Declared a World Heritage Site by UNESCO in 1984, The Alhambra is an expansive complex of regally decorated palaces, perfectly pruned gardens, residences and a once-mighty fortress. Here in The Alhambra, imperial history abounds and visitors quickly sense both the cultural importance of this monument and the presence of ancient spirits that mysteriously linger.
This sprawling grandiose complex is situated atop Sabika Hill, a plateau located to the west of Granada that served as a strategic vantage point offering panoramic views over Granada, as well as breathtaking vistas of the snow-capped Sierra Nevada mountains. When illuminated by the glimmering Spanish sun, the towers and walls glimmer radiantly in vivid shades of red and gold. Perhaps this trait is what earned the complex its name “Alhambra”, an Arabic word for “red castle or fort”.
According to limited historical records, origins of The Alhambra date back to the 9th century, when the once-mighty Moorish fortress, known as the Alcazaba, was built.

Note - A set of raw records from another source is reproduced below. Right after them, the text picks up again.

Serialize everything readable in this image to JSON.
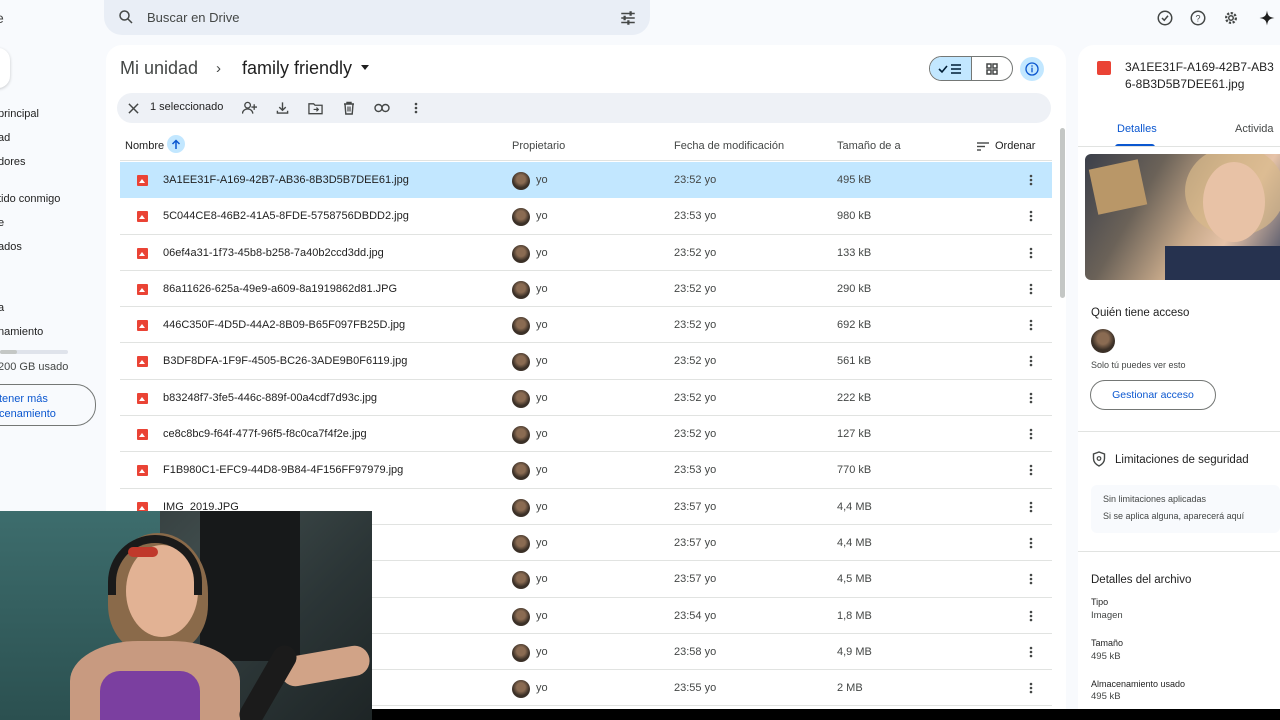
{
  "app": {
    "logo_fragment": "e"
  },
  "search": {
    "placeholder": "Buscar en Drive"
  },
  "sidebar": {
    "items": [
      {
        "label": "principal"
      },
      {
        "label": "ad"
      },
      {
        "label": "dores"
      },
      {
        "label": "tido conmigo"
      },
      {
        "label": "e"
      },
      {
        "label": "ados"
      },
      {
        "label": "a"
      },
      {
        "label": "namiento"
      }
    ],
    "storage_text": "200 GB usado",
    "storage_fraction": 0.25,
    "more_storage_line1": "tener más",
    "more_storage_line2": "cenamiento"
  },
  "breadcrumb": {
    "root": "Mi unidad",
    "separator": "›",
    "current": "family friendly"
  },
  "selection": {
    "count_label": "1 seleccionado"
  },
  "table": {
    "headers": {
      "name": "Nombre",
      "owner": "Propietario",
      "modified": "Fecha de modificación",
      "size": "Tamaño de a",
      "sort": "Ordenar"
    },
    "rows": [
      {
        "name": "3A1EE31F-A169-42B7-AB36-8B3D5B7DEE61.jpg",
        "owner": "yo",
        "modified": "23:52 yo",
        "size": "495 kB",
        "selected": true
      },
      {
        "name": "5C044CE8-46B2-41A5-8FDE-5758756DBDD2.jpg",
        "owner": "yo",
        "modified": "23:53 yo",
        "size": "980 kB"
      },
      {
        "name": "06ef4a31-1f73-45b8-b258-7a40b2ccd3dd.jpg",
        "owner": "yo",
        "modified": "23:52 yo",
        "size": "133 kB"
      },
      {
        "name": "86a11626-625a-49e9-a609-8a1919862d81.JPG",
        "owner": "yo",
        "modified": "23:52 yo",
        "size": "290 kB"
      },
      {
        "name": "446C350F-4D5D-44A2-8B09-B65F097FB25D.jpg",
        "owner": "yo",
        "modified": "23:52 yo",
        "size": "692 kB"
      },
      {
        "name": "B3DF8DFA-1F9F-4505-BC26-3ADE9B0F6119.jpg",
        "owner": "yo",
        "modified": "23:52 yo",
        "size": "561 kB"
      },
      {
        "name": "b83248f7-3fe5-446c-889f-00a4cdf7d93c.jpg",
        "owner": "yo",
        "modified": "23:52 yo",
        "size": "222 kB"
      },
      {
        "name": "ce8c8bc9-f64f-477f-96f5-f8c0ca7f4f2e.jpg",
        "owner": "yo",
        "modified": "23:52 yo",
        "size": "127 kB"
      },
      {
        "name": "F1B980C1-EFC9-44D8-9B84-4F156FF97979.jpg",
        "owner": "yo",
        "modified": "23:53 yo",
        "size": "770 kB"
      },
      {
        "name": "IMG_2019.JPG",
        "owner": "yo",
        "modified": "23:57 yo",
        "size": "4,4 MB"
      },
      {
        "name": "",
        "owner": "yo",
        "modified": "23:57 yo",
        "size": "4,4 MB"
      },
      {
        "name": "",
        "owner": "yo",
        "modified": "23:57 yo",
        "size": "4,5 MB"
      },
      {
        "name": "",
        "owner": "yo",
        "modified": "23:54 yo",
        "size": "1,8 MB"
      },
      {
        "name": "",
        "owner": "yo",
        "modified": "23:58 yo",
        "size": "4,9 MB"
      },
      {
        "name": "",
        "owner": "yo",
        "modified": "23:55 yo",
        "size": "2 MB"
      }
    ]
  },
  "details": {
    "title": "3A1EE31F-A169-42B7-AB36-8B3D5B7DEE61.jpg",
    "tab_details": "Detalles",
    "tab_activity": "Activida",
    "access_heading": "Quién tiene acceso",
    "access_note": "Solo tú puedes ver esto",
    "manage_access": "Gestionar acceso",
    "security_heading": "Limitaciones de seguridad",
    "security_line1": "Sin limitaciones aplicadas",
    "security_line2": "Si se aplica alguna, aparecerá aquí",
    "file_details_heading": "Detalles del archivo",
    "type_label": "Tipo",
    "type_value": "Imagen",
    "size_label": "Tamaño",
    "size_value": "495 kB",
    "storage_label": "Almacenamiento usado",
    "storage_value": "495 kB"
  },
  "colors": {
    "accent": "#0b57d0",
    "selected_row": "#c2e7ff",
    "image_icon": "#ea4335"
  },
  "icons": {
    "search": "search-icon",
    "filters": "tune-icon",
    "offline": "check-circle-icon",
    "help": "help-icon",
    "settings": "gear-icon",
    "gemini": "sparkle-icon"
  }
}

Construction of The Alhambra, as we know it today, was not only the work of one ruler, but a succession of rulers in the Nasrid Dynasty during their reign over Granada and parts of the Iberian Peninsula between 1238 to 1492. The Nasrid Dynasty was the last of the Muslim dynasties in Spain and the special architectural influence of Moorish culture is apparent throughout The Alhambra, as well as the surrounding region.

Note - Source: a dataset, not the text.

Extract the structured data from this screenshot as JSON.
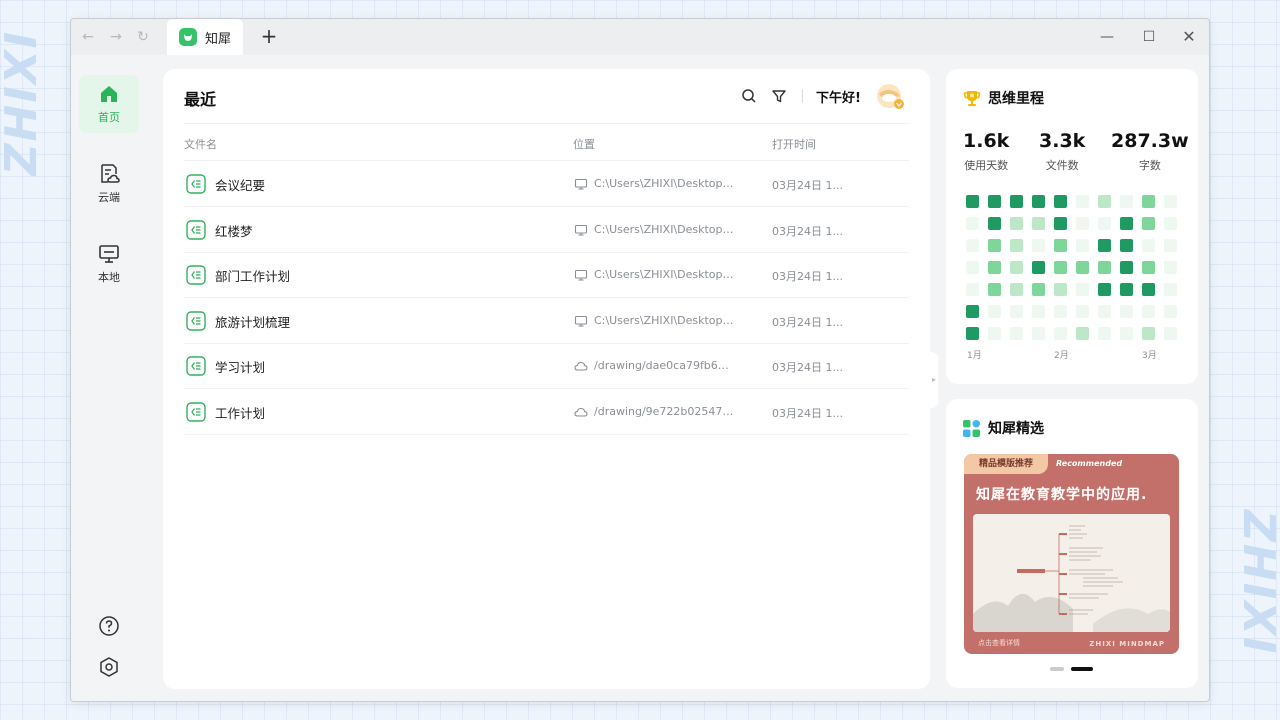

In 1492, centuries of Islamic rule ended in defeat of the last Nasrid ruler (Muhammed XII, known as Boabdil to Spanish historians) by King Ferdinand of Aragon and Queen Isabella of Castille in their Christian conquest of Granada. The end of this crusade marked a major turning point in world history – it resulted in the defeat of the last remaining Islamic Kingdom in Western Europe, led to the expulsion of the Moors from Granada and unified Spain under a Catholic monarchy. Shortly thereafter, the royal couple set their sights on discovery, sending Christopher Columbus on his first expedition. Together, this series of events influenced the course of world history and further solidified Spain’s prominence as an influential European power.
In the years that followed, The Alhambra was partially destroyed and rebuilt by Charles V, Holy Roman Emperor (1519-1556) and King of Spain (as Charles I; 1516-1556), thus giving The Alhambra a unique blend of Moorish and Renaissance architecture.
During a visit to The Alhambra, one can see a number of sections including the Generalife Gardens (a collection of courtyards, pools, fountains and land used for both cultivation and grazing); the Alcazaba (the remainders of the fortress); Charles V Palace and surrounding areas; the Towers and higher Alhambra.
Guarantee your entry to The Alhambra with this excursion!
In high season, it is nearly impossible to get tickets for entry to The Alhambra, however, with this excursion we can guarantee you will have an entry ticket to this impressive monument.